It will be understood that substantial variation may be made in the time and temperature of curing of the coating. Generally speaking, lower temperatures 1 will require longer times for curing. Temperatures will not be employed which are so high as to have a deleterious effect upon the paper of the receptacle.

It will further be understood that the invention is not limited to any particular shape or size of receptacle.

It will be understood that various modifications may be made while still coming within the scope of the invention.

Having disclosed my invention, what I claim as new and desire to secure by Letters Patent of the United States is:

1. A coated paper receptacle of stiffened, liquidresistant character comprising, in combination, a preformed paper article, and a coating disposed on the sur-v face of said article and anchored to the substance thereof, said coating being the co-condensation product of an amine-aldehyde resin and a thermoplastic resin having reactive side groups.

2. A coated paper cup of stiffened, liquid-resistant character comprising, in combination, a pre-formed paper article, and a coating disposed on the surface of said article and anchored to the substance thereof, said coating being the co-condensation product of a major proportion of an amine-aldehyde resin and a minor proportion of a thermoplastic resin having reactive side groups.

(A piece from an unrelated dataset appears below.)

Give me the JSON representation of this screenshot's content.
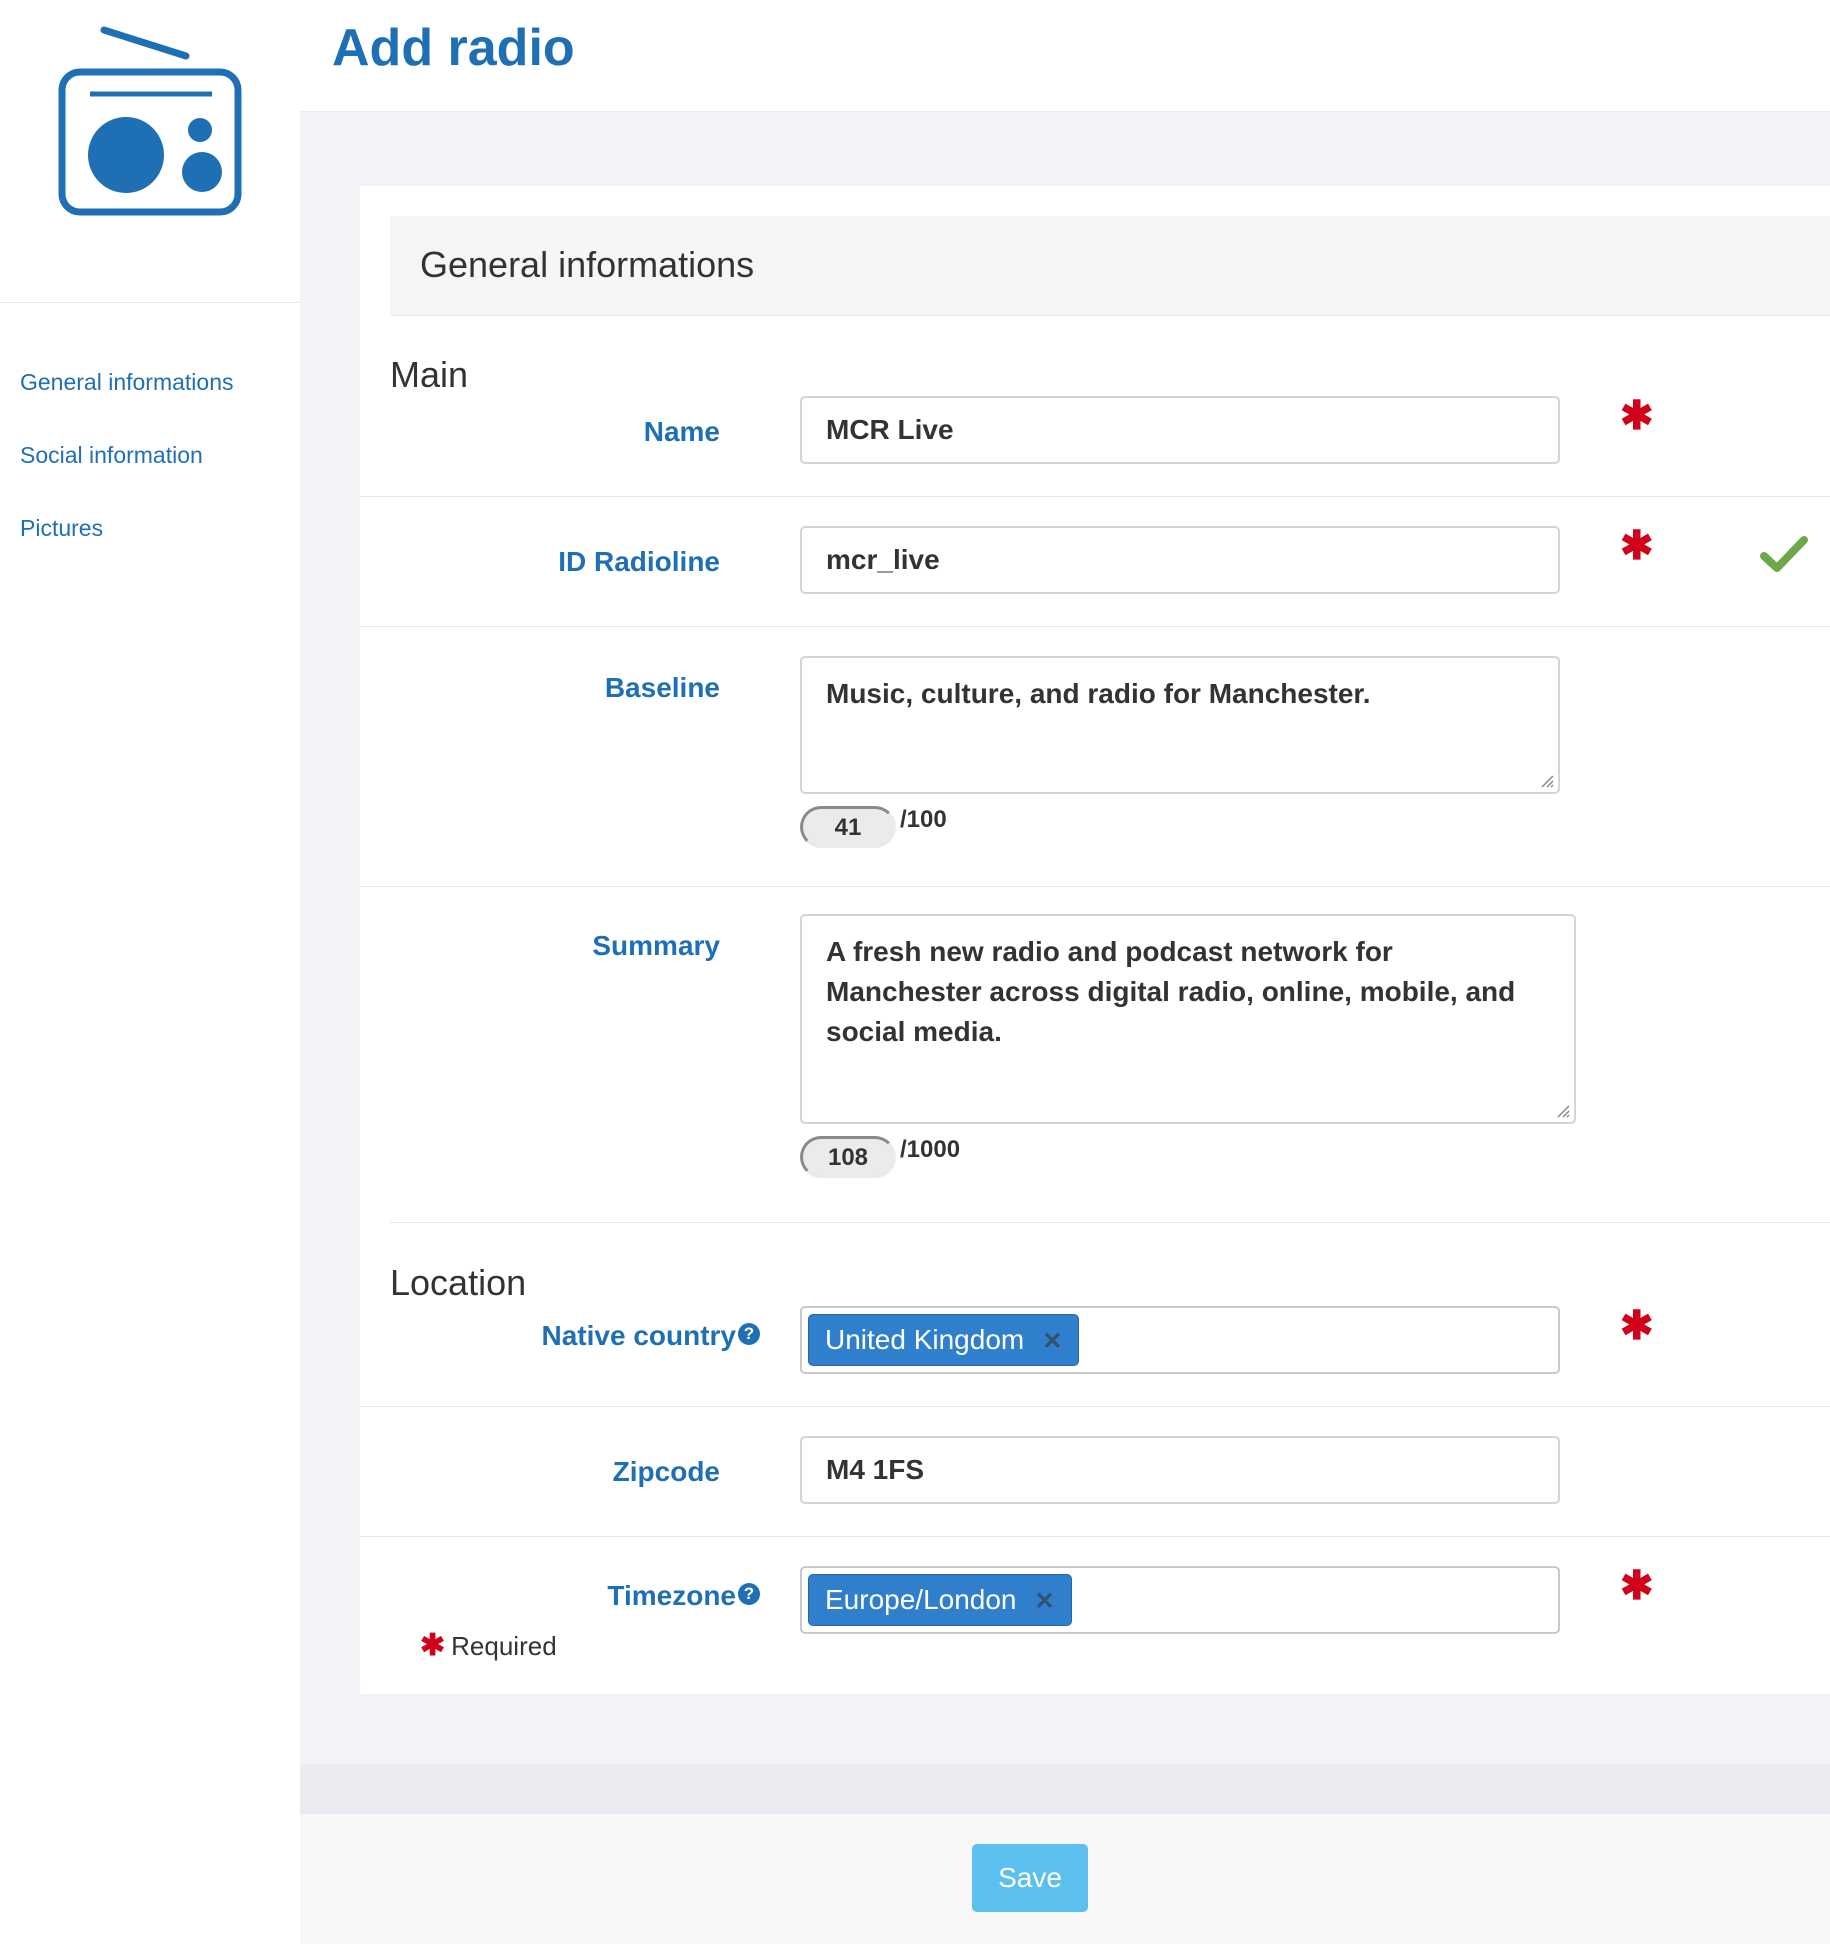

3. A coated paper receptacle of stiffened, liquidresistant character comprising, in combination, a preformed paper article, and a coating disposed on the surface of said article and anchored to the substance thereof, said coating being the co-condensation product of a major proportion of a urea-formaldehyde resin and a minor proportion of a thermoplastic styrene resin having reactive carboxyl side groups.

4. A coated paper cup of stiffened, liquid-resistant character comprising, in combination, a pre-formed paper article, and a coating disposed on the surface of said article and anchored to the substance thereof, said coating being the co-condensation product of a major proportion of urea-formaldehyde resin and melamine-formaldehyde resin and a minor proportion of a polystyrene resin having reactive carboxyl side groups.

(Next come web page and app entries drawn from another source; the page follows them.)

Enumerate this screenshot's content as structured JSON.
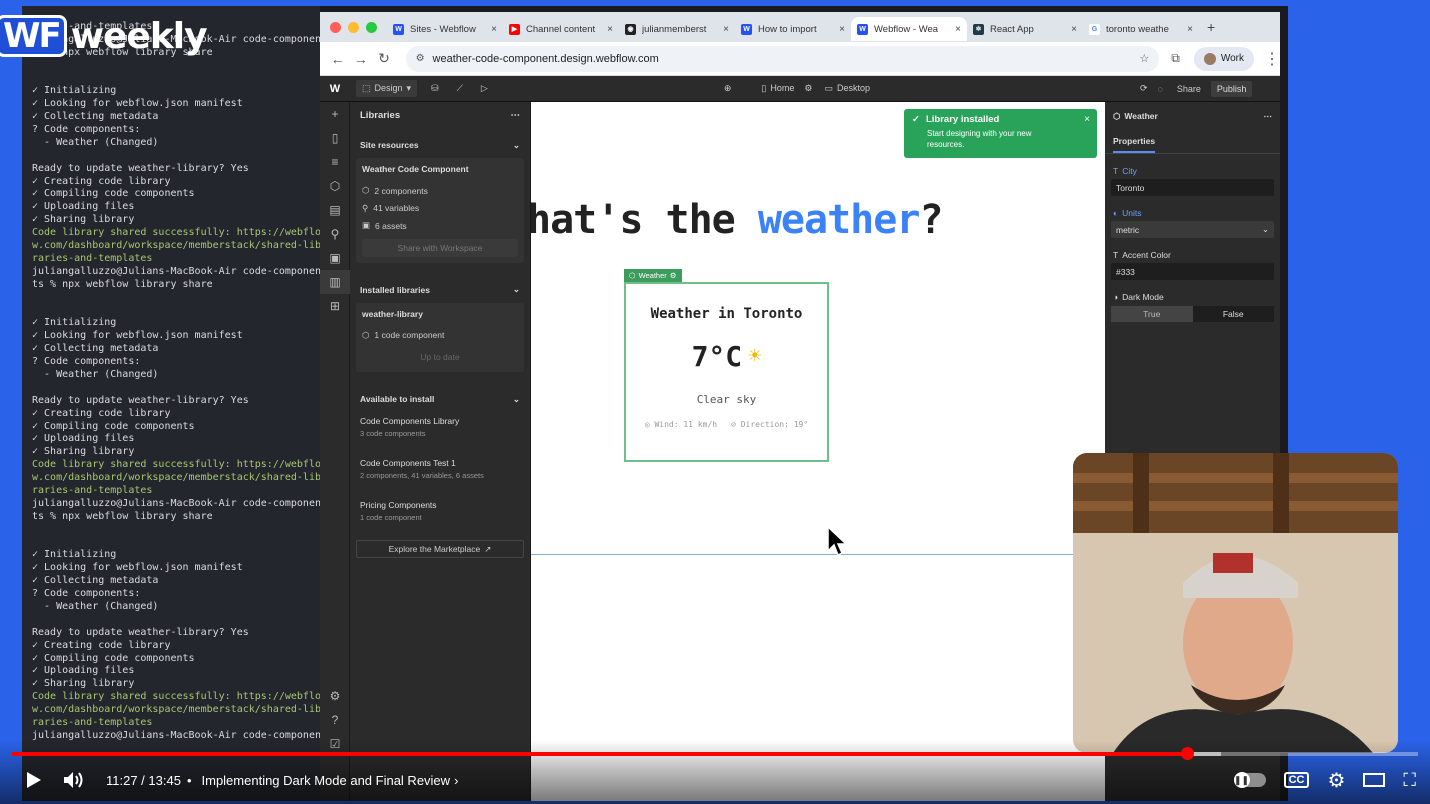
{
  "brand": {
    "box": "WF",
    "word": "weekly"
  },
  "terminal": {
    "lines": [
      [
        "ok",
        ""
      ],
      [
        "ok",
        "raries-and-templates"
      ],
      [
        "ok",
        "juliangalluzzo@Julians-MacBook-Air code-componen"
      ],
      [
        "ok",
        "ts % npx webflow library share"
      ],
      [
        "ok",
        ""
      ],
      [
        "ok",
        ""
      ],
      [
        "ok",
        "✓ Initializing"
      ],
      [
        "ok",
        "✓ Looking for webflow.json manifest"
      ],
      [
        "ok",
        "✓ Collecting metadata"
      ],
      [
        "y",
        "? Code components:"
      ],
      [
        "y",
        "  - Weather (Changed)"
      ],
      [
        "ok",
        ""
      ],
      [
        "y",
        "Ready to update weather-library? Yes"
      ],
      [
        "ok",
        "✓ Creating code library"
      ],
      [
        "ok",
        "✓ Compiling code components"
      ],
      [
        "ok",
        "✓ Uploading files"
      ],
      [
        "ok",
        "✓ Sharing library"
      ],
      [
        "g",
        "Code library shared successfully: https://webflo"
      ],
      [
        "g",
        "w.com/dashboard/workspace/memberstack/shared-lib"
      ],
      [
        "g",
        "raries-and-templates"
      ],
      [
        "ok",
        "juliangalluzzo@Julians-MacBook-Air code-componen"
      ],
      [
        "ok",
        "ts % npx webflow library share"
      ],
      [
        "ok",
        ""
      ],
      [
        "ok",
        ""
      ],
      [
        "ok",
        "✓ Initializing"
      ],
      [
        "ok",
        "✓ Looking for webflow.json manifest"
      ],
      [
        "ok",
        "✓ Collecting metadata"
      ],
      [
        "y",
        "? Code components:"
      ],
      [
        "y",
        "  - Weather (Changed)"
      ],
      [
        "ok",
        ""
      ],
      [
        "y",
        "Ready to update weather-library? Yes"
      ],
      [
        "ok",
        "✓ Creating code library"
      ],
      [
        "ok",
        "✓ Compiling code components"
      ],
      [
        "ok",
        "✓ Uploading files"
      ],
      [
        "ok",
        "✓ Sharing library"
      ],
      [
        "g",
        "Code library shared successfully: https://webflo"
      ],
      [
        "g",
        "w.com/dashboard/workspace/memberstack/shared-lib"
      ],
      [
        "g",
        "raries-and-templates"
      ],
      [
        "ok",
        "juliangalluzzo@Julians-MacBook-Air code-componen"
      ],
      [
        "ok",
        "ts % npx webflow library share"
      ],
      [
        "ok",
        ""
      ],
      [
        "ok",
        ""
      ],
      [
        "ok",
        "✓ Initializing"
      ],
      [
        "ok",
        "✓ Looking for webflow.json manifest"
      ],
      [
        "ok",
        "✓ Collecting metadata"
      ],
      [
        "y",
        "? Code components:"
      ],
      [
        "y",
        "  - Weather (Changed)"
      ],
      [
        "ok",
        ""
      ],
      [
        "y",
        "Ready to update weather-library? Yes"
      ],
      [
        "ok",
        "✓ Creating code library"
      ],
      [
        "ok",
        "✓ Compiling code components"
      ],
      [
        "ok",
        "✓ Uploading files"
      ],
      [
        "ok",
        "✓ Sharing library"
      ],
      [
        "g",
        "Code library shared successfully: https://webflo"
      ],
      [
        "g",
        "w.com/dashboard/workspace/memberstack/shared-lib"
      ],
      [
        "g",
        "raries-and-templates"
      ],
      [
        "ok",
        "juliangalluzzo@Julians-MacBook-Air code-componen"
      ]
    ]
  },
  "browser": {
    "tabs": [
      {
        "title": "Sites - Webflow",
        "fav": "#2353f6",
        "glyph": "W"
      },
      {
        "title": "Channel content",
        "fav": "#ff0000",
        "glyph": "▶"
      },
      {
        "title": "julianmemberst",
        "fav": "#222",
        "glyph": "◉"
      },
      {
        "title": "How to import",
        "fav": "#2353f6",
        "glyph": "W"
      },
      {
        "title": "Webflow - Wea",
        "fav": "#2353f6",
        "glyph": "W",
        "active": true
      },
      {
        "title": "React App",
        "fav": "#1e3b4a",
        "glyph": "⚛"
      },
      {
        "title": "toronto weathe",
        "fav": "#fff",
        "glyph": "G"
      }
    ],
    "url": "weather-code-component.design.webflow.com",
    "profile": "Work"
  },
  "webflow": {
    "mode": "Design",
    "page": "Home",
    "breakpoint": "Desktop",
    "share": "Share",
    "publish": "Publish",
    "libraries": {
      "title": "Libraries",
      "site_resources": "Site resources",
      "site_card": {
        "name": "Weather Code Component",
        "rows": [
          "2 components",
          "41 variables",
          "6 assets"
        ],
        "button": "Share with Workspace"
      },
      "installed": "Installed libraries",
      "inst_card": {
        "name": "weather-library",
        "rows": [
          "1 code component"
        ],
        "button": "Up to date"
      },
      "available": "Available to install",
      "items": [
        {
          "name": "Code Components Library",
          "sub": "3 code components"
        },
        {
          "name": "Code Components Test 1",
          "sub": "2 components, 41 variables, 6 assets"
        },
        {
          "name": "Pricing Components",
          "sub": "1 code component"
        }
      ],
      "explore": "Explore the Marketplace"
    },
    "canvas": {
      "heading_pre": "hat's the ",
      "heading_accent": "weather",
      "heading_post": "?",
      "card_label": "Weather",
      "city": "Weather in Toronto",
      "temp": "7°C",
      "desc": "Clear sky",
      "wind": "Wind: 11 km/h",
      "direction": "Direction: 19°"
    },
    "toast": {
      "title": "Library installed",
      "body": "Start designing with your new resources."
    },
    "props": {
      "title": "Weather",
      "tab": "Properties",
      "city_label": "City",
      "city_value": "Toronto",
      "units_label": "Units",
      "units_value": "metric",
      "accent_label": "Accent Color",
      "accent_value": "#333",
      "dark_label": "Dark Mode",
      "true": "True",
      "false": "False"
    }
  },
  "player": {
    "time": "11:27 / 13:45",
    "chapter": "Implementing Dark Mode and Final Review",
    "progress": 0.836,
    "buffered": 0.86
  }
}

5. A coated paper receptacle of stiffened, liquidresistant character comprising, in combination, a preformed paper article, and an impervious coating disposed on the surface of said article and anchored to the substance thereof, said coating being the co-condensation product of a major proportion of an amine-aldehyde resin and a minor proportion of a thermoplastic vinyl resin having reactive side groups.

' References Cited in the file of this patent UNITED STATES PATENTS 2,335,865 Lanigan-et al Dec. 7, 1943 2,376,200 Smidth May 15, 1945 2,415,323 Wilcox Feb. 4, 1947 2,563,897 Wilson et al Aug. 14, 1951

Patent Citations
Cited PatentFiling datePublication dateApplicantTitle
US2335865 *Nov 17, 1941Dec 7, 1943Container CorpPackaging method
US2376200 *Feb 25, 1942May 15, 1945Leonard SmidthProcess for treating fibrous materials and products so produced
US2415323 *Jun 20, 1940Feb 4, 1947Oswego Falls CorpMethod of making containers
US2563897 *Jul 13, 1945Aug 14, 1951American Cyanamid CoSizing cellulosic fibers with cationic melamine resin and hydrophobic material
Referenced by
Citing PatentFiling datePublication dateApplicantTitle
US3240611 *Aug 29, 1962Mar 15, 1966Beverly E WilliamsProcess for making plastic-coated containers and process of packaging, utilizing said containers
US4206249 *Apr 30, 1979Jun 3, 1980Nihon Dixie Company LimitedProcess for producing a paper container having high impermeability to liquid
DE1139368B *Sep 28, 1959Nov 8, 1962Joseph Robert WeschlerImpraegniermischung, insbesondere fuer Traeger fuer Haftklebestreifen aus Papier und aehnlichen Faserstoffen
EP0496626A1 *Jan 23, 1992Jul 29, 1992Minnesota Mining And Manufacturing CompanyPackage containing solid thermoplastic material
Classifications
U.S. Classification229/5.84
International ClassificationD21H19/26, D21H19/00, D21H19/22, B65D3/00, B65D65/38, B65D65/42
Cooperative ClassificationD21H19/26, B65D3/00, D21H19/22, B65D65/42
European ClassificationD21H19/26, D21H19/22, B65D65/42, B65D3/00